The Lowdown

  • Wheel Notation: 4-6-2 (Pacific)
  • Length: 70 feet
  • Locomotive Weight: 96.25 tons
  • Top Speed: 100mph
  • Cylinders: 3
  • Tender Capacity: 8 tons of coal, 5000 gallons water (LNER corridor tender)
  • Mileage: approx. 2,500,000 miles

A Proud History

Arguably the most famous locomotive in the world, Flying Scotsman was originally built in Doncaster for the London and North Eastern Railway (LNER), completed on 24 February 1923. The engine was designed by Sir Nigel Gresley to be part of the powerful A1 class and was initially numbered 1472. Flying Scotsman had its first taste of fame when it was chosen to appear at the British Empire Exhibition, London in 1924, where it appeared as 4472 with the name 'Flying Scotsman' after the London to Edinburgh rail service which started daily at 10am.

A few years later in 1928, Flying Scotsman was given a new type of tender which boasted a corridor, thus meaning that crews could swap without stopping the train. This allowed it to haul the first ever non-stop London to Edinburgh service on 1 May, reducing the journey time to eight hours.

Flying Scotsman was back in the spotlight in 1934 when it achieved 100mph, setting an official world record as the first locomotive to have reached that speed. During the Second World War Flying Scotsman had a change of guise from the standard LNER Apple Green to Wartime Black, typical of all railway stock throughout the war years, and is the chosen livery colour of the engine when it appears at our railway. After the war it became green again and was rebuilt as an A3 Pacific. In 1948, rail travel in Britain was nationalised with the formation of British Railways, and Flying Scotsman, which was now numbered 60103, was painted blue for a time, then Brunswick Green where it remained in this colour until 1963.

Over the years Flying Scotsman has changed hands on a number of occasions. The engine was bought by railway preservationist Alan Pegler who restored her to 1930s condition and famously took it on a tour of the United States. Due to financial worries, Pegler sold the locomotive to British businessman William McAlpine who brought Flying Scotsman home to repair and in 1988-9 it set out on another tour, this time around Australia, where at one point it recorded the longest ever non-stop run by a steam locomotive, travelling 422 miles. By 1995, it was part-owned by record producer Pete Waterman, and was once more being overhauled. It was sold again to businessman Tony Marchington in 1996. Tony continued to run it on mainline railtours but due to high maintenance costs, it was back on sale a few years later. 

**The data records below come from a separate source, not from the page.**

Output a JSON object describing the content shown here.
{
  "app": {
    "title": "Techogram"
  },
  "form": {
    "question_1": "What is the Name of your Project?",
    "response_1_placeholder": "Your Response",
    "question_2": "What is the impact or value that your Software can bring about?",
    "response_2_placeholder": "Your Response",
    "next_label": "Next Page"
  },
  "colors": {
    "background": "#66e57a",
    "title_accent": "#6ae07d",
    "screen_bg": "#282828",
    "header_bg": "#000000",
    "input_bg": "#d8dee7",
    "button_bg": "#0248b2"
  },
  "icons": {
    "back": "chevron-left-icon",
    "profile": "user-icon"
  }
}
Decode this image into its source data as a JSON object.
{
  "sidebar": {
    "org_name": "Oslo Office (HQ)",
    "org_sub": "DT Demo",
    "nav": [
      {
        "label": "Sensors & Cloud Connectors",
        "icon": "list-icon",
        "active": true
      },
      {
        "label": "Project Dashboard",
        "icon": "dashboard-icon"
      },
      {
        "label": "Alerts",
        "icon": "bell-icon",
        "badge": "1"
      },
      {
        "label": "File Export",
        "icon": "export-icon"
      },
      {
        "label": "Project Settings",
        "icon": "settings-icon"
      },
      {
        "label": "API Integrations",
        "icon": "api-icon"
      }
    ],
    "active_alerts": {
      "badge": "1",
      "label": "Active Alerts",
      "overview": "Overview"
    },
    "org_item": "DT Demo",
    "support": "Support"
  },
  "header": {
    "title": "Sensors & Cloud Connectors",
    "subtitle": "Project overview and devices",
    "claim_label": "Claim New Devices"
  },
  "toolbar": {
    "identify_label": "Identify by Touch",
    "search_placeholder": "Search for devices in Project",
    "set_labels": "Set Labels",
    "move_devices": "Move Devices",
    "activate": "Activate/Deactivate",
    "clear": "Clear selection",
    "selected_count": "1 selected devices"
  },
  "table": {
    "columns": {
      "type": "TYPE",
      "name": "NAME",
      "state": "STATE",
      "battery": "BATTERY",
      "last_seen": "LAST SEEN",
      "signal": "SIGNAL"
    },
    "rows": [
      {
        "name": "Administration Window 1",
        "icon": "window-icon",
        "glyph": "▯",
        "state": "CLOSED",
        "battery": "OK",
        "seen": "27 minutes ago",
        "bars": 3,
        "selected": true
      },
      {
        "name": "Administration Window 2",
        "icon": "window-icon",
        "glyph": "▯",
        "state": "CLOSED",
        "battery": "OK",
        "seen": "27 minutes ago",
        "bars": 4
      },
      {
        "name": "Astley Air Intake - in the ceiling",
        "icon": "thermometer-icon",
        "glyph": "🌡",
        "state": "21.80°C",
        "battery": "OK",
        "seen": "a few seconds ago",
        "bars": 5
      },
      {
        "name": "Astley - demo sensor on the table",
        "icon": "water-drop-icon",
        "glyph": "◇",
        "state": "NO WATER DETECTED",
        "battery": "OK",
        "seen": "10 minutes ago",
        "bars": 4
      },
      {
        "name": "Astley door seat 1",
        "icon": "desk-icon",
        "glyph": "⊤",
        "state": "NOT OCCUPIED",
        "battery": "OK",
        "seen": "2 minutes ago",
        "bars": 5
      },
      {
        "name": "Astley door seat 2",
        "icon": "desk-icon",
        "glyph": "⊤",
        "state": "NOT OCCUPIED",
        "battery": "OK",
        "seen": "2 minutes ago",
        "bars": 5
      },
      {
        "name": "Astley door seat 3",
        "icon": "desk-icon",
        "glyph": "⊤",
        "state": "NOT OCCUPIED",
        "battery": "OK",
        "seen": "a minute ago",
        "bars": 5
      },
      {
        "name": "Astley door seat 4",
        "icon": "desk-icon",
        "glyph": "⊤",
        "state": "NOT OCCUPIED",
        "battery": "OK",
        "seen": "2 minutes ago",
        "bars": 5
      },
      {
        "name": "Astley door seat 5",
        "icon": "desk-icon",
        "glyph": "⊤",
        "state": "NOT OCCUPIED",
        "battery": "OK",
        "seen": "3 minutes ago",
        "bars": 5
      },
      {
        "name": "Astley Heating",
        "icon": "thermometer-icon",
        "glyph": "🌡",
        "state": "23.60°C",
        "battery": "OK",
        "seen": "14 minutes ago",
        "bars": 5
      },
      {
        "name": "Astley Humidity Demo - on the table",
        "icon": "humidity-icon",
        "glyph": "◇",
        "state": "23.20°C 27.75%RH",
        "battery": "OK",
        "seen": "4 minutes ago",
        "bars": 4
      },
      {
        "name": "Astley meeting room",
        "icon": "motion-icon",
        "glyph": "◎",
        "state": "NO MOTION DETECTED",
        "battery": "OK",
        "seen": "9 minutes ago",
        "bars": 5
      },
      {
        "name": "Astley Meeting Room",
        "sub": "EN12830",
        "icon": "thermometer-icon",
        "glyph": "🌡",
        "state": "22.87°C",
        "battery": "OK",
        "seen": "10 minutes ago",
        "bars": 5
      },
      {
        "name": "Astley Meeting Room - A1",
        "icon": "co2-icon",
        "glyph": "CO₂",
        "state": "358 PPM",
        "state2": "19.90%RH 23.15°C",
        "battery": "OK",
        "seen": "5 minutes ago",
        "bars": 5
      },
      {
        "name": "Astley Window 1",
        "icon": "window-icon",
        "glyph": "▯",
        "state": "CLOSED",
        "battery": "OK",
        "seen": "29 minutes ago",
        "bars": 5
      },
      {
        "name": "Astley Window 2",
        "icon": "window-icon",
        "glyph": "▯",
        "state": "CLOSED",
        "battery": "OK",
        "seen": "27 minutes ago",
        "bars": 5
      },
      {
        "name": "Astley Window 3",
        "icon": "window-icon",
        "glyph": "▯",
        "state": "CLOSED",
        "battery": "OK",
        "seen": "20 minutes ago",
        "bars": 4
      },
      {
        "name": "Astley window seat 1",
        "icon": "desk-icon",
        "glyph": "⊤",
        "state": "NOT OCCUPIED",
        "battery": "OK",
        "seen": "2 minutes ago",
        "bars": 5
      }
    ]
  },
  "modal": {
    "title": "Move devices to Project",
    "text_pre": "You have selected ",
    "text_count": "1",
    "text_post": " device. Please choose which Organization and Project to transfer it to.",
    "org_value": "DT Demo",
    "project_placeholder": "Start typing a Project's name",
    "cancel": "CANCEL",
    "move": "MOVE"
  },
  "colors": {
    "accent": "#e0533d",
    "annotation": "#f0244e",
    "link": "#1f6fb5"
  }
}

Flying Scotsman was returned to public ownership in 2004. The successful bid included £415,000 raised by the public and £365,000 donated by Sir Richard Branson, plus a £1.8m grant from the National Heritage Memorial Fund. Since that time Flying Scotsman has been undergoing an extensive restoration in the workshop of Riley & Son (E) Ltd. The intensive £4.2m project to bring the legend back to life has now been completed and Flying Scotsman now portrays the glamour of the golden age of steam in its BR Brunswick Green livery, entertaining the public for generations to come.

For more information on the history and restoration of Flying Scotsman, please visit the National Railway’s Museum dedicated Flying Scotsman website.

BR 4-6-2 locomotive No.60103 with the downTees-Thames Express atPeterborough in 1960.jpg